• _Activity_
Where a line of the entries holds the string "JSON", copy that line.

• _Task inputs_

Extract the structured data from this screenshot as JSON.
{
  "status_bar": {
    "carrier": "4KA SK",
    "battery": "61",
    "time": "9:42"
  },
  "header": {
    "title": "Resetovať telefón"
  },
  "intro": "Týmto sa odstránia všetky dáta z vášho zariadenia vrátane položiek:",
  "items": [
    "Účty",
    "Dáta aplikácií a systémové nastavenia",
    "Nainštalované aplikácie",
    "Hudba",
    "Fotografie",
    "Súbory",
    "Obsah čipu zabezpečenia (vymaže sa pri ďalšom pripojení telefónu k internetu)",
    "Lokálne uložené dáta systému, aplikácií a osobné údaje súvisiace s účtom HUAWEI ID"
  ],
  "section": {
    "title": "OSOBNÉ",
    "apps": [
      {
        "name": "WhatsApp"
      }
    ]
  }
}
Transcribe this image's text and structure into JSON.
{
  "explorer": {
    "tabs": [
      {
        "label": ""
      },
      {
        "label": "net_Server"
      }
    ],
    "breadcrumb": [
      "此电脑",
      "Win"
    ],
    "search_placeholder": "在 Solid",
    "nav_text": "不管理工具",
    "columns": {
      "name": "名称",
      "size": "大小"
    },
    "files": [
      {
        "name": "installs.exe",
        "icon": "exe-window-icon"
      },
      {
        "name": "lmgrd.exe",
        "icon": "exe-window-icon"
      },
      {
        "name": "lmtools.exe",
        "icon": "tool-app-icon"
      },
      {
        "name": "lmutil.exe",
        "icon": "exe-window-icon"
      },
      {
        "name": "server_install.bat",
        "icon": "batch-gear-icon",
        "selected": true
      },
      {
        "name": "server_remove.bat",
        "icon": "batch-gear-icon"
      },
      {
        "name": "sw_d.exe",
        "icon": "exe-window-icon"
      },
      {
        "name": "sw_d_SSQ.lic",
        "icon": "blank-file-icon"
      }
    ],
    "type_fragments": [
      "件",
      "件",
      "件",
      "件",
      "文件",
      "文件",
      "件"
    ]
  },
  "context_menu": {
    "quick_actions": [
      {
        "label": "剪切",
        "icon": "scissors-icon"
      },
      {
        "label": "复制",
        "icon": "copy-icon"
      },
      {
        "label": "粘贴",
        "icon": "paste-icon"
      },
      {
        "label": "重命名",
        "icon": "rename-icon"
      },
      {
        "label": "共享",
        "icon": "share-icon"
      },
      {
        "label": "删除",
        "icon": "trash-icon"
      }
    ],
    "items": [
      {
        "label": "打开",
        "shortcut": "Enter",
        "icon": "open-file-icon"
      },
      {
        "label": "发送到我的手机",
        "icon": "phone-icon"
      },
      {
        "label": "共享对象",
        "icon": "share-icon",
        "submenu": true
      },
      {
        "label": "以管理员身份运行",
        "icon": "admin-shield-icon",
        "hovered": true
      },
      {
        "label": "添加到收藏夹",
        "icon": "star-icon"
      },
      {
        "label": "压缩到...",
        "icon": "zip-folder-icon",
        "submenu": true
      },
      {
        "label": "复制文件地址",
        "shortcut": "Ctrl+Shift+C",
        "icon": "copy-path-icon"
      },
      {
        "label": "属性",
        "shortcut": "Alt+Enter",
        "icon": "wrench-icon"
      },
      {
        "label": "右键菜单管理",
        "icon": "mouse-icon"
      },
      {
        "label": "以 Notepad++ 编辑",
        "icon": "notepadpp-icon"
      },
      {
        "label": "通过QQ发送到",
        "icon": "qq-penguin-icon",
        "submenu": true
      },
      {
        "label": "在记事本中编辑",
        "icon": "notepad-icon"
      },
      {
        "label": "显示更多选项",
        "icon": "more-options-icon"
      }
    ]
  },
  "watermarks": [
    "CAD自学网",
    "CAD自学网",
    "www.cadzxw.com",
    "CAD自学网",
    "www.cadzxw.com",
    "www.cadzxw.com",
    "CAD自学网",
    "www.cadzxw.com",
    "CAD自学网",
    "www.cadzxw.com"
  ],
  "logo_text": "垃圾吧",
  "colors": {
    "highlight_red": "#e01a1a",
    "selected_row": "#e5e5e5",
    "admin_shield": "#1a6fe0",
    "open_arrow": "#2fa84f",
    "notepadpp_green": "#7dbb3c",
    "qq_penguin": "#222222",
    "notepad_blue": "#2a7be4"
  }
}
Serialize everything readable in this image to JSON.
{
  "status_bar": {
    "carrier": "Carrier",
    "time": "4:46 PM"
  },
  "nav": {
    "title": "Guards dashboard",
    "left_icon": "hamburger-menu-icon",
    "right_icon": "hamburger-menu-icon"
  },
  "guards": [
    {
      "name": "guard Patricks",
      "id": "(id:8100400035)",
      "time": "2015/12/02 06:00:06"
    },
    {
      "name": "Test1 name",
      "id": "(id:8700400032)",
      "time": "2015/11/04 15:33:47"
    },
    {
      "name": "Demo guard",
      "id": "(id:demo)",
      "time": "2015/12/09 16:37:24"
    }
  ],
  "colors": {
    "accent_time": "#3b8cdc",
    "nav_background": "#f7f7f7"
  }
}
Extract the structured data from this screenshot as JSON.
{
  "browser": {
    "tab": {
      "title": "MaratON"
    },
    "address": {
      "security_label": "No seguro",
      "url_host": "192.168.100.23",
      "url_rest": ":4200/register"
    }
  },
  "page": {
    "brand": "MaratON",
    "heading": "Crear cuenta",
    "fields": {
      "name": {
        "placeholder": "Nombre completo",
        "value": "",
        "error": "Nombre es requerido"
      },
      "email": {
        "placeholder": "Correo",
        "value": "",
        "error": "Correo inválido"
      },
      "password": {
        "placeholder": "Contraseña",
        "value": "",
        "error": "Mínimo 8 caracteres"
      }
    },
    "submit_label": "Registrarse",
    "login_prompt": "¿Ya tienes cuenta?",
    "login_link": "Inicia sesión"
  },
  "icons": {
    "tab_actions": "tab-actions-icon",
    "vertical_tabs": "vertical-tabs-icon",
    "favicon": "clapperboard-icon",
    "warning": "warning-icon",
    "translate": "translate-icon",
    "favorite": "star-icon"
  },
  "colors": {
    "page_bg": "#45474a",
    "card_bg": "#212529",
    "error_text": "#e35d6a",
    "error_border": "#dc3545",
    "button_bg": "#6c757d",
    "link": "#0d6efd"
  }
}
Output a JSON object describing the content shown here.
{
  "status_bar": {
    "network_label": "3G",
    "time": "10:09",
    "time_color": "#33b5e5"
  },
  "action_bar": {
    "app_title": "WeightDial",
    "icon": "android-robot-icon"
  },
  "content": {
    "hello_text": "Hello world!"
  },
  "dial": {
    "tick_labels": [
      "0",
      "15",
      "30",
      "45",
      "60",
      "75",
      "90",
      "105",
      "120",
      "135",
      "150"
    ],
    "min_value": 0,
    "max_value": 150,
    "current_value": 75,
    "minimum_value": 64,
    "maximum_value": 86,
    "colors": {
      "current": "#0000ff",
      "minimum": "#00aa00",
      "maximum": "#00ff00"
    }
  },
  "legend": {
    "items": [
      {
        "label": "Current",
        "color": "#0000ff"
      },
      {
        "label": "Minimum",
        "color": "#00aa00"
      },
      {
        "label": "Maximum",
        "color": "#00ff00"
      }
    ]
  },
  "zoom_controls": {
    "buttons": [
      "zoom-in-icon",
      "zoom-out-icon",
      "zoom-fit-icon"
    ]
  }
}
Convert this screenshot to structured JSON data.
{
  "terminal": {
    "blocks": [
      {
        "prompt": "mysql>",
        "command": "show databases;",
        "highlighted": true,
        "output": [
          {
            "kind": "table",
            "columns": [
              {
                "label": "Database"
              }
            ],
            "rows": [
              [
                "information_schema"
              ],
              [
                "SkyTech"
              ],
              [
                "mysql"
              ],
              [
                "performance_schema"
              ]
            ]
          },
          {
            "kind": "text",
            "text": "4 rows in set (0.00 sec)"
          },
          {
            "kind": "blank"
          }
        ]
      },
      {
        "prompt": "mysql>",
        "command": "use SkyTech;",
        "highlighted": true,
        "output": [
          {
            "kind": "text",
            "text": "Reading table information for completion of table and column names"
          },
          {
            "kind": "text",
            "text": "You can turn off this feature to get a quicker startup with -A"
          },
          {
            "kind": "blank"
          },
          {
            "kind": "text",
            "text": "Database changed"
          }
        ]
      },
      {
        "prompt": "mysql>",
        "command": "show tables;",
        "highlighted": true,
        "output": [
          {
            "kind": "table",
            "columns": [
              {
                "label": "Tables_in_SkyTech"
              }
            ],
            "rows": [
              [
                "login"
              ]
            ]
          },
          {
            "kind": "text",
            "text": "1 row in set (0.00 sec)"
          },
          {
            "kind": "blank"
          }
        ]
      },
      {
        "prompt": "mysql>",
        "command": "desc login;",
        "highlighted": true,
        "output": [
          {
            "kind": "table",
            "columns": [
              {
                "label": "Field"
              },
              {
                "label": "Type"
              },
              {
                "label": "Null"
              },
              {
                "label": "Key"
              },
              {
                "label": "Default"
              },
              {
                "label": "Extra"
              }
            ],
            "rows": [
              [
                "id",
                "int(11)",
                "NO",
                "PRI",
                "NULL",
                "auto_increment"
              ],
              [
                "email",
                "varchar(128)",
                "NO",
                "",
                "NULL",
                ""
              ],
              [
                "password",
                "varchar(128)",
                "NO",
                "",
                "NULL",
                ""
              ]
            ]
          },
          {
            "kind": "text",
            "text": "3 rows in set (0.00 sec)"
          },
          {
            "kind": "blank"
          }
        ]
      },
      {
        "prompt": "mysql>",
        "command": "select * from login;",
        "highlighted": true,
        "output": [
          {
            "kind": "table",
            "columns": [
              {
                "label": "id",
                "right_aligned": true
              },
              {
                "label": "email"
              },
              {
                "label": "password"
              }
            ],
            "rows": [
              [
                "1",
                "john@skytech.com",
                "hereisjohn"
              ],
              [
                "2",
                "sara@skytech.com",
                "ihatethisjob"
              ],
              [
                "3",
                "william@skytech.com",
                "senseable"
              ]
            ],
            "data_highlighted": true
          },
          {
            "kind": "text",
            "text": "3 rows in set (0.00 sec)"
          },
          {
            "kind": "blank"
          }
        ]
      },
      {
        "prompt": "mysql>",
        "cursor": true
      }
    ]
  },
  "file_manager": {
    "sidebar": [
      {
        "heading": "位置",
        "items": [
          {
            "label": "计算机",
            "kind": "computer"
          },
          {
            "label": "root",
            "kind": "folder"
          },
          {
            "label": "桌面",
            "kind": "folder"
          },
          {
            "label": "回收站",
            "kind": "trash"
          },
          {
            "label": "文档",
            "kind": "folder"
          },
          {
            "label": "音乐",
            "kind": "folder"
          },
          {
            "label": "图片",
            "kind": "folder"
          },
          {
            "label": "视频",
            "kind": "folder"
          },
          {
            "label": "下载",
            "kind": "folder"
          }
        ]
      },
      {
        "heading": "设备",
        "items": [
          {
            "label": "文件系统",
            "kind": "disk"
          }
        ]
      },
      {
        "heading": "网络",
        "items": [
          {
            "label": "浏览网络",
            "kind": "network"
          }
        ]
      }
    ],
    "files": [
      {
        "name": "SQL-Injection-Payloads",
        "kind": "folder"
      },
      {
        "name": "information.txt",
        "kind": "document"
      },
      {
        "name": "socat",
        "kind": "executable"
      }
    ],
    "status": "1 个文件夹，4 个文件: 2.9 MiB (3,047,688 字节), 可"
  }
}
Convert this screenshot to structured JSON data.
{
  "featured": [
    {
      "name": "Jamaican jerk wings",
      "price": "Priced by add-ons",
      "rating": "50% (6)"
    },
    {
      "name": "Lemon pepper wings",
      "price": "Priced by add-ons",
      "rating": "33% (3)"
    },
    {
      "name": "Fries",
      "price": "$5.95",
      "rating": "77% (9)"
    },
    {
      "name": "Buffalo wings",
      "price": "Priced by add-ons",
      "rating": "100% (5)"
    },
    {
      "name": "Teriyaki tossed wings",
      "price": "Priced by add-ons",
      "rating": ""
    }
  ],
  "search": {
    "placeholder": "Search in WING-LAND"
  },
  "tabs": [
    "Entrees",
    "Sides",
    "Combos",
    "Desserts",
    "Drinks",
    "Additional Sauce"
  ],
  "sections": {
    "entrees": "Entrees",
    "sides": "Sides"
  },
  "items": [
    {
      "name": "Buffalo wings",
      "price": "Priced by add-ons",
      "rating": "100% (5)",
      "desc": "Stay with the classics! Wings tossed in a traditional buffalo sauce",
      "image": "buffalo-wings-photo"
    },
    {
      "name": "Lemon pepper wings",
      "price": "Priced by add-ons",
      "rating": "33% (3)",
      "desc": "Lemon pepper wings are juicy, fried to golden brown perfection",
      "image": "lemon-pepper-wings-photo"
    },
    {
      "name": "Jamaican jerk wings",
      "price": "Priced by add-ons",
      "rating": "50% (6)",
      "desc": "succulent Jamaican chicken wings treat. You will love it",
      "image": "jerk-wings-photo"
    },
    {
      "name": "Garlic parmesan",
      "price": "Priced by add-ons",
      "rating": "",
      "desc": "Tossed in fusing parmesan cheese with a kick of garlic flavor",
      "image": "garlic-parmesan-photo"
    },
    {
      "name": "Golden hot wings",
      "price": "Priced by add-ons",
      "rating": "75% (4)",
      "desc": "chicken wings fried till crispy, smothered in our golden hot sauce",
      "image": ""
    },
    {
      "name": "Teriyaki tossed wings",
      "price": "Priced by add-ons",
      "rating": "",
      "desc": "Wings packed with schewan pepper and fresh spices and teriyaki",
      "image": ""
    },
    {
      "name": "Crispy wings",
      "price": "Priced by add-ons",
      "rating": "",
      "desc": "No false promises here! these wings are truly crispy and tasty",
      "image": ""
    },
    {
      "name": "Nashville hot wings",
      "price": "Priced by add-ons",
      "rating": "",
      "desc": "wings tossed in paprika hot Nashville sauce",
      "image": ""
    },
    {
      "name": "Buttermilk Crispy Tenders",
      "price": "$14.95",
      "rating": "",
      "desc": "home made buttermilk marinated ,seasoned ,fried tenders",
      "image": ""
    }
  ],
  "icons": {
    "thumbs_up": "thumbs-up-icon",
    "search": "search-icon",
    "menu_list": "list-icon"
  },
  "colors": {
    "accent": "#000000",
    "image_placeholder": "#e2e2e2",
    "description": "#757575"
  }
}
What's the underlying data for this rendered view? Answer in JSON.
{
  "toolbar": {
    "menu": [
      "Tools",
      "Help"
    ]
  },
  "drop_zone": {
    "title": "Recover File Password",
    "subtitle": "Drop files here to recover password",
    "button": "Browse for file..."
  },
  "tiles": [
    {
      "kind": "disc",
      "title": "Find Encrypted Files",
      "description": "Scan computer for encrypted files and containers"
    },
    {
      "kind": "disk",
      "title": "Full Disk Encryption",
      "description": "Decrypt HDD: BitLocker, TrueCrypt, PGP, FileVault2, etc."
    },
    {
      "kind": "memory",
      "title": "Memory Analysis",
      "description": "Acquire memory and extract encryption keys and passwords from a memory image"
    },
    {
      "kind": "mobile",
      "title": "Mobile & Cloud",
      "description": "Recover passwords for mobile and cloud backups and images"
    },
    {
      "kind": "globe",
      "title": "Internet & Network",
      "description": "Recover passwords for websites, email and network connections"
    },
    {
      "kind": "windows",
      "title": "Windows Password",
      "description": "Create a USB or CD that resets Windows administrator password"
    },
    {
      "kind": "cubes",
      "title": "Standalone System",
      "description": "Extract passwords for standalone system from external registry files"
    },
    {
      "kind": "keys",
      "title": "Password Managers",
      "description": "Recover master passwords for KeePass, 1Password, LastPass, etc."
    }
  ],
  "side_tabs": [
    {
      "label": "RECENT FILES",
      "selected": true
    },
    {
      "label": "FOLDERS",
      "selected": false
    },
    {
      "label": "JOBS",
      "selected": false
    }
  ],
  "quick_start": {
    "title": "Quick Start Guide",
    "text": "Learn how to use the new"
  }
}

• _Answer section_
Extract the structured data from this screenshot as JSON.
Transcribe this image's text and structure into JSON.
Serialize everything readable in this image to JSON.
Extract the structured data from this screenshot as JSON.
Output a JSON object describing the content shown here.
Convert this screenshot to structured JSON data.
Convert this screenshot to structured JSON data.
What's the underlying data for this rendered view? Answer in JSON.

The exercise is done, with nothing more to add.